Among the many governmental departments designed to assure the security of American interests is the Central Intelligence Agency (CIA). An outgrowth of military intelligence constructs during World War Two, the CIA is a highly secretive group that conducts overt and covert intelligence-gathering activities. In this illustrated history of the CIA author John Wright attempts to trace the complicated nature of one of the lowest profiled elements of the American government. As a part of the "Rescue and Prevention: Defending Our Nation" series, Wright's book primarily focuses upon efforts made by the CIA to combat global terrorism. However, Wright does provide information about affiliated agencies such as the FBI that are designed to combat domestic foes. In this work Wright tries to offer readers an overview of the tasks and modes of an agency that is pledged to secrecy. Unfortunately, author Wright is less than successful in carrying out this task.
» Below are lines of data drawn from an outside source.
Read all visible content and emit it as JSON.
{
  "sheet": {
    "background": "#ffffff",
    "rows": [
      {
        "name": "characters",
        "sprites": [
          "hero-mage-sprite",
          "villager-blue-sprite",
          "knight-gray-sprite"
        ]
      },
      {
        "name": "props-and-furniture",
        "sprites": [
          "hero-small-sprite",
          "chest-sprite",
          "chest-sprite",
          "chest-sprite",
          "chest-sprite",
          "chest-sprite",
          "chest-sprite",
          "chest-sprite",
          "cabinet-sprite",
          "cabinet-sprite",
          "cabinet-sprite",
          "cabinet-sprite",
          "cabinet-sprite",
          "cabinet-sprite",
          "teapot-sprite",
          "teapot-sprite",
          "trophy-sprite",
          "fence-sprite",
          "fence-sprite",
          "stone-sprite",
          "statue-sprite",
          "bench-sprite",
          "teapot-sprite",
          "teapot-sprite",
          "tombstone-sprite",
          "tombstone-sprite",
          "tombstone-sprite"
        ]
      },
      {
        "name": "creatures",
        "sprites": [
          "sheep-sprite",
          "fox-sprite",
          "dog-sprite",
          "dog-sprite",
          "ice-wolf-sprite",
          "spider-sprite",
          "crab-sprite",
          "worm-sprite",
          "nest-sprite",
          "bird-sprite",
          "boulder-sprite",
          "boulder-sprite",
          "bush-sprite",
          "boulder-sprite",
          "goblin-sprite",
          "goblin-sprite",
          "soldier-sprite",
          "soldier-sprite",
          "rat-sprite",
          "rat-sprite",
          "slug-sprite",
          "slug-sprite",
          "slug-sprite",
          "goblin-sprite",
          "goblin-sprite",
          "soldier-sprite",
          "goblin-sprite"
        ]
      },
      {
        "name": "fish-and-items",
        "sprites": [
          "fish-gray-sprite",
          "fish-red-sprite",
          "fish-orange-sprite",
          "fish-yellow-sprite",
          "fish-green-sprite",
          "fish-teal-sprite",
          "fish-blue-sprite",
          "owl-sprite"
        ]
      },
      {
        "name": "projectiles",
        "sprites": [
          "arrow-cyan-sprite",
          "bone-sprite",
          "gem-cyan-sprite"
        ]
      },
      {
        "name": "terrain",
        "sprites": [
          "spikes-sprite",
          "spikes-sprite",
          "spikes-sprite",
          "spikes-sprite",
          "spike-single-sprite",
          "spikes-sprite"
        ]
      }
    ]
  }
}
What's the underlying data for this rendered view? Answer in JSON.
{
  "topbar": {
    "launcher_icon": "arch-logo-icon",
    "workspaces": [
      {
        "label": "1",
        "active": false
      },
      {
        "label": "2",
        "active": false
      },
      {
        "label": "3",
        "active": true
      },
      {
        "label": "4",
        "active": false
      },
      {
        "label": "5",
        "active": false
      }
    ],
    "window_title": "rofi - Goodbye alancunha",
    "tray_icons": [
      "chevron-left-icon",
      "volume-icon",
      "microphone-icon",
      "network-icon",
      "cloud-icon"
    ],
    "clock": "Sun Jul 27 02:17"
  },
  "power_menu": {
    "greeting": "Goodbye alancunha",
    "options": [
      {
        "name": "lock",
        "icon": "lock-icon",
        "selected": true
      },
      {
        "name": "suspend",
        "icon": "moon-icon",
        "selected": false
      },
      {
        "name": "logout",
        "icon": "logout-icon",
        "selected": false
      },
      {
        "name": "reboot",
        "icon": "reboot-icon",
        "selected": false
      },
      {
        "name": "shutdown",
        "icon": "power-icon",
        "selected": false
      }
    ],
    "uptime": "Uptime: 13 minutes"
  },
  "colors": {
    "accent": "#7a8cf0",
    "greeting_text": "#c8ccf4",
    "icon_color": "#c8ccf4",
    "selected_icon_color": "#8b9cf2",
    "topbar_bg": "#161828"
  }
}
Using a writing style that is cumbersome and which features an inordinate number of acronyms, this is a rather uninteresting book. Additionally, Wright fails to make any mention of covert operations conducted by the CIA or FBI that were questionable in nature. By adopting a one-dimensional perspective, Wright's work is more akin to propaganda than research and does not do justice to its intended audience. 2003, Mason Crest Publishers, Ages 12 up.
Greg M. Romaneck